Ozturk’s success has also been brought on by less of a reliance on him to play out from the back. There is an acknowledgement that he isn’t consistently the best passer of the ball (although his pass in the build up to the second goal on Saturday was brilliant), and this has actually aided Sunderland in two ways. Firstly, Leadbitter and Power have to drop deeper to retain the ball, meaning that there’s less “Hollywood” passes played from our centre backs (Flanagan and Baldwin often guilty of this). Instead, Ozturk will often look to play the simple option and keep it relatively low risk, learning from mistakes such as against Darlington in pre-season and Sheffield Wednesday in the cup last season.
Furthermore, for when he does take a no-nonsense approach, the return to fitness from Charlie Wyke has been key.
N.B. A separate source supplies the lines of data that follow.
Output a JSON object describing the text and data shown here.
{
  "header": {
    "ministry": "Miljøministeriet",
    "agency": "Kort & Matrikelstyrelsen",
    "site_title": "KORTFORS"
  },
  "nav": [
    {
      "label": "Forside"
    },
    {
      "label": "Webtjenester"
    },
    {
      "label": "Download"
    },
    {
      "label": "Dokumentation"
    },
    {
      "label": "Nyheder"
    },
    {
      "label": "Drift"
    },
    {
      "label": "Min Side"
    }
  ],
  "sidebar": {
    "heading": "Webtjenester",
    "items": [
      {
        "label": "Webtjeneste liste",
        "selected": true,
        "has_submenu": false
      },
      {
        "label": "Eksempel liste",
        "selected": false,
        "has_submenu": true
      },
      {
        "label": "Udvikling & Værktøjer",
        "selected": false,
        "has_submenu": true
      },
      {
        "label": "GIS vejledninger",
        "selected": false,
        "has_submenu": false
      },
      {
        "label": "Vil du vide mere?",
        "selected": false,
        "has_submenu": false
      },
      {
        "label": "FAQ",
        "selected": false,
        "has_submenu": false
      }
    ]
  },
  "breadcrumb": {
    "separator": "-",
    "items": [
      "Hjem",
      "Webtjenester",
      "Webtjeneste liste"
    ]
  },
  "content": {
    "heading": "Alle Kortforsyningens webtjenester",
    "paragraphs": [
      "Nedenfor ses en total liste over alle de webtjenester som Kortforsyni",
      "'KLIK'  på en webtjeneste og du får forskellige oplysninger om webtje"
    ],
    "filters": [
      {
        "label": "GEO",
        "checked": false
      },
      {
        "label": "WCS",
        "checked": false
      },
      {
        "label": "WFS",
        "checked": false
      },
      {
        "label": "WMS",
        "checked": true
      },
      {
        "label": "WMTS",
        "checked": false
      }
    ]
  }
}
Wyke’s hold up play has been particularly impressive since his return at the back end of last season, and his two substitute cameos this season has once again shown how important he is to the team. When Ozturk needs to, he can clear his lines, full well in the knowledge the striker has a good chance of winning the ball. When Grigg, and earlier last season Maja, lead the line, any clearances would often come straight back, meaning that the centre backs would be taking on greater risks, or see the ball constantly turned back over to the opposition. Now, Sunderland have two options when Wyke plays, and less pressure on the likes of Ozturk to play out from the back at all times.
We have already been caught out once at the back this season by overplaying it against Oxford, when defenders knew that a long ball would lead to it coming straight back, so felt pressured to overplay at the back. Instead, as shown in the second half against Portsmouth when Wyke was introduced, the game plan looked clearer and created a lot of space in midfield, with Portsmouth’s back 4 wary of the threat of Wyke.
Portsmouth evidently missed Matt Clarke (who has departed to Derby via Brighton), but Wyke capitialised on this expertly, giving the defenders a major headache, fighting for, and winning, a lot of aerial duals.
Given McNulty’s injury, I would definitely start Wyke against Rochdale, as well as keep the centre back pairing exactly the same. Finally, as an added bonus with Ozturk, he has started to look threatening from set pieces, and could’ve had himself a goal down at Accrington. For those of you who like a bet, 33/1 as a first goalscorer or 14/1 anytime could be worth a £1 of your money given our increased promise from set pieces in the past games.